Segment Open

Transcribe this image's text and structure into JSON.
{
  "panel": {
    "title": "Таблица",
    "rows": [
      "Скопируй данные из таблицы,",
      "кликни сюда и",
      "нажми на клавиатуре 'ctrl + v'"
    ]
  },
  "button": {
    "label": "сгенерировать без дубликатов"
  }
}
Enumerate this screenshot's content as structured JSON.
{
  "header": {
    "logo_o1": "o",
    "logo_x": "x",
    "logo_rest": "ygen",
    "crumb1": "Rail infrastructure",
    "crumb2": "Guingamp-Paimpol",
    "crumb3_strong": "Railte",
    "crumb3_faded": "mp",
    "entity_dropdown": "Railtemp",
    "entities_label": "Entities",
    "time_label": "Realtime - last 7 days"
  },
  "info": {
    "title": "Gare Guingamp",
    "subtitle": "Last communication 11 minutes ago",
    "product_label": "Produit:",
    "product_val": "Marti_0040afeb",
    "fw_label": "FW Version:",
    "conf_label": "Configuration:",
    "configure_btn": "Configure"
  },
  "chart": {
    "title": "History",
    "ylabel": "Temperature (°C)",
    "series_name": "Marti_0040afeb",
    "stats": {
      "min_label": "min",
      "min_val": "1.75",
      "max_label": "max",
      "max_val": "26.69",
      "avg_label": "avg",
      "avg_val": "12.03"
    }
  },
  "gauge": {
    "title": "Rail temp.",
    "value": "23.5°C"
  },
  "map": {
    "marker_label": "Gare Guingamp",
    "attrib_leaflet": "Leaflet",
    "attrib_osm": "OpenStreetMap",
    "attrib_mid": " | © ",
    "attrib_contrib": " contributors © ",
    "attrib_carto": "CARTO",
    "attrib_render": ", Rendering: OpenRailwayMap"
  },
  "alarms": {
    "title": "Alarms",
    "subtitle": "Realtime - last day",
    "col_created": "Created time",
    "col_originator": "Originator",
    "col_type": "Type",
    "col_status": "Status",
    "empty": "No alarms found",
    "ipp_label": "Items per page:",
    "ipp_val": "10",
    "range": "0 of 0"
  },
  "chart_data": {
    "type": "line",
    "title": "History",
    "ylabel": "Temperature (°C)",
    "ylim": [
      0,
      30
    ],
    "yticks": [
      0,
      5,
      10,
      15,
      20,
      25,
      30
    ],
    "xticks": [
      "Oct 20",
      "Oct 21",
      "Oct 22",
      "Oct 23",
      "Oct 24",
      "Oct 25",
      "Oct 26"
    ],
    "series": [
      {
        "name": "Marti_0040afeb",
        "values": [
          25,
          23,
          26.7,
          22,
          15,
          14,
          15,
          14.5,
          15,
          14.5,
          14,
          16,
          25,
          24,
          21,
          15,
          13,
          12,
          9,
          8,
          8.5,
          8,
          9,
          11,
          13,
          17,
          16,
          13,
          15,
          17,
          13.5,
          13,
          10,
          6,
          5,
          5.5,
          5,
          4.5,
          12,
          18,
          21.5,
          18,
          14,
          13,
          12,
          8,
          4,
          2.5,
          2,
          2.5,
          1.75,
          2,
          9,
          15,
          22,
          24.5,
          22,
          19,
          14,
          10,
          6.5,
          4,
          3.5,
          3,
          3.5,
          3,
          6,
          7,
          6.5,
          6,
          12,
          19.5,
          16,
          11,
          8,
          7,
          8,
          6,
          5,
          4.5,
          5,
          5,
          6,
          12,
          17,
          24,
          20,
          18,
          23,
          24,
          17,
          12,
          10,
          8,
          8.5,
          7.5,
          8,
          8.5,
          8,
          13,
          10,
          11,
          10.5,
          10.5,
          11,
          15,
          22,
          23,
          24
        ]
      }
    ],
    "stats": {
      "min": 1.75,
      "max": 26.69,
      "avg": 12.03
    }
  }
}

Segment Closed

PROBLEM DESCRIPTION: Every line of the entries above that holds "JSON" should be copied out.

REPLY:
Transcribe this image's text and structure into JSON.
Enumerate this screenshot's content as structured JSON.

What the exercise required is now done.